in BSDCan, BSDCan2010, Programming, BSD


Otawa, ON
45° 24' 41.6592" N, 75° 41' 53.4984" W

lying to the drivers for fun and profit

An easy way to support new hardware that lacks support in the driver, but is similar enough to old hardware, is presented. A generic means of matching hardware, in a bus independent manner, is used to instruct the bus layer to lie about the plug and play properties of a device so as trick the driver into thinking the device is of a different, supported type. Compatible hardware will then work with this driver. Additional application for the matching or the mapping technology is discussed.

For years, new hardware has been released after FreeBSD does its releases. This new hardware often times is upwardly compatible with the prior generation of the hardware. Many times, the drive writers add support for this new hardware by having the driver treat it just like earlier versions of the hardware, possibly with additional capabilities. Today, FreeBSD users need to recompile the kernel or driver module to support this new hardware. A generic mapping capability will allow users of these devices to use them, possibly without the new features, until the drivers can be updated. There are also hooks in the system to allow users to 'downgrade' newer hardware when driver bugs prevent the usage of newer features of a card as well. Buses in the system cooperate with this mapping system by providing caching the plug and play data used to match devices and feeding that data to drivers bidding on a device. By hooking the mapping layer in at this point, buses can implement the mapping transparently to client drivers. This reduces the amount of work necessary to implement the feature because there's a relatively small number of bus drivers compared to the number of client drivers in the system.

In addition to providing a means to map the plug and play data used to match devices, this matching portin of this software also allows for other features to be implemented based on the mapping. Since location is included in this data, wiring devices to a specific location can be implemented with this method.
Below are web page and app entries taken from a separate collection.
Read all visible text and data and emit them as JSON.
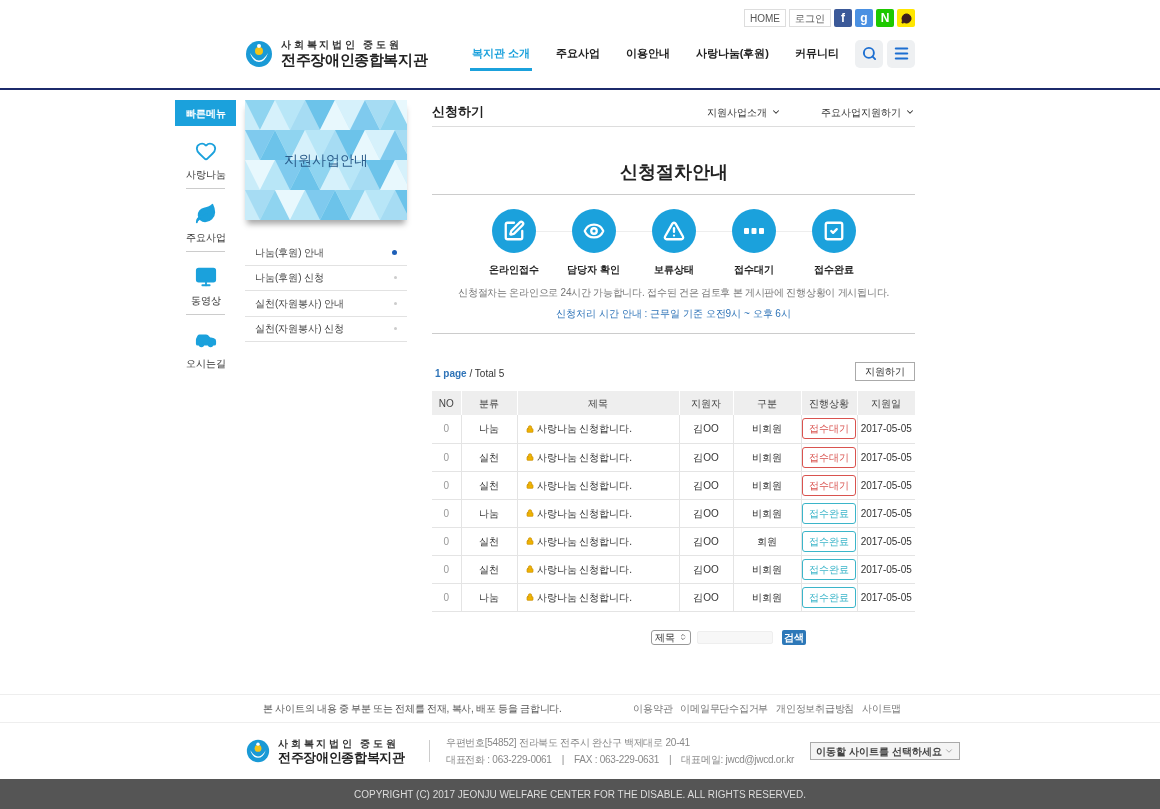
{
  "top_links": [
    {
      "label": "HOME"
    },
    {
      "label": "로그인"
    }
  ],
  "social": [
    {
      "kind": "facebook",
      "label": "f",
      "color": "#3b5998"
    },
    {
      "kind": "google",
      "label": "g",
      "color": "#4a90e2"
    },
    {
      "kind": "naver",
      "label": "N",
      "color": "#1ec800"
    },
    {
      "kind": "kakao",
      "color": "#ffe600"
    }
  ],
  "logo": {
    "subtitle": "사 회 복 지 법 인   중 도 원",
    "name": "전주장애인종합복지관"
  },
  "nav": [
    {
      "label": "복지관 소개",
      "selected": true
    },
    {
      "label": "주요사업",
      "selected": false
    },
    {
      "label": "이용안내",
      "selected": false
    },
    {
      "label": "사랑나눔(후원)",
      "selected": false
    },
    {
      "label": "커뮤니티",
      "selected": false
    }
  ],
  "quick_menu": {
    "title": "빠른메뉴",
    "items": [
      {
        "kind": "heart",
        "label": "사랑나눔"
      },
      {
        "kind": "leaf",
        "label": "주요사업"
      },
      {
        "kind": "monitor",
        "label": "동영상"
      },
      {
        "kind": "car",
        "label": "오시는길"
      }
    ]
  },
  "side": {
    "banner": "지원사업안내",
    "items": [
      {
        "label": "나눔(후원) 안내",
        "selected": true
      },
      {
        "label": "나눔(후원) 신청",
        "selected": false
      },
      {
        "label": "실천(자원봉사) 안내",
        "selected": false
      },
      {
        "label": "실천(자원봉사) 신청",
        "selected": false
      }
    ]
  },
  "page_title": "신청하기",
  "breadcrumbs": [
    {
      "label": "지원사업소개"
    },
    {
      "label": "주요사업지원하기"
    }
  ],
  "section_title": "신청절차안내",
  "steps": [
    {
      "kind": "edit",
      "label": "온라인접수"
    },
    {
      "kind": "eye",
      "label": "담당자 확인"
    },
    {
      "kind": "alert",
      "label": "보류상태"
    },
    {
      "kind": "dots",
      "label": "접수대기"
    },
    {
      "kind": "check",
      "label": "접수완료"
    }
  ],
  "notice": "신청절차는 온라인으로 24시간 가능합니다. 접수된 건은 검토후 본 게시판에 진행상황이 게시됩니다.",
  "hours": "신청처리 시간 안내 : 근무일 기준 오전9시 ~ 오후 6시",
  "board": {
    "page": "1 page",
    "total": " / Total 5",
    "apply_button": "지원하기",
    "columns": [
      "NO",
      "분류",
      "제목",
      "지원자",
      "구분",
      "진행상황",
      "지원일"
    ],
    "rows": [
      {
        "no": "0",
        "category": "나눔",
        "title": "사랑나눔 신청합니다.",
        "applicant": "김OO",
        "type": "비회원",
        "status": {
          "kind": "waiting",
          "label": "접수대기"
        },
        "date": "2017-05-05"
      },
      {
        "no": "0",
        "category": "실천",
        "title": "사랑나눔 신청합니다.",
        "applicant": "김OO",
        "type": "비회원",
        "status": {
          "kind": "waiting",
          "label": "접수대기"
        },
        "date": "2017-05-05"
      },
      {
        "no": "0",
        "category": "실천",
        "title": "사랑나눔 신청합니다.",
        "applicant": "김OO",
        "type": "비회원",
        "status": {
          "kind": "waiting",
          "label": "접수대기"
        },
        "date": "2017-05-05"
      },
      {
        "no": "0",
        "category": "나눔",
        "title": "사랑나눔 신청합니다.",
        "applicant": "김OO",
        "type": "비회원",
        "status": {
          "kind": "done",
          "label": "접수완료"
        },
        "date": "2017-05-05"
      },
      {
        "no": "0",
        "category": "실천",
        "title": "사랑나눔 신청합니다.",
        "applicant": "김OO",
        "type": "회원",
        "status": {
          "kind": "done",
          "label": "접수완료"
        },
        "date": "2017-05-05"
      },
      {
        "no": "0",
        "category": "실천",
        "title": "사랑나눔 신청합니다.",
        "applicant": "김OO",
        "type": "비회원",
        "status": {
          "kind": "done",
          "label": "접수완료"
        },
        "date": "2017-05-05"
      },
      {
        "no": "0",
        "category": "나눔",
        "title": "사랑나눔 신청합니다.",
        "applicant": "김OO",
        "type": "비회원",
        "status": {
          "kind": "done",
          "label": "접수완료"
        },
        "date": "2017-05-05"
      }
    ],
    "search": {
      "field": "제목",
      "button": "검색"
    }
  },
  "footer": {
    "notice": "본 사이트의 내용 중 부분 또는 전체를 전재, 복사, 배포 등을 금합니다.",
    "logo": {
      "subtitle": "사 회 복 지 법 인   중 도 원",
      "name": "전주장애인종합복지관"
    },
    "links": [
      "이용약관",
      "이메일무단수집거부",
      "개인정보취급방침",
      "사이트맵"
    ],
    "address": "우편번호[54852] 전라북도 전주시 완산구 백제대로 20-41",
    "contacts": [
      "대표전화 : 063-229-0061",
      "|",
      "FAX : 063-229-0631",
      "|",
      "대표메일: jwcd@jwcd.or.kr"
    ],
    "site_select": "이동할 사이트를 선택하세요",
    "copyright": "COPYRIGHT (C) 2017 JEONJU WELFARE CENTER FOR THE DISABLE. ALL RIGHTS RESERVED."
  }
}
New quirks can be added at run time, and can be more selective about which devices are matched that has traditionally been available.

This paper explores the current implementation, as well as outlines additional applications for the technology.

Warner Losh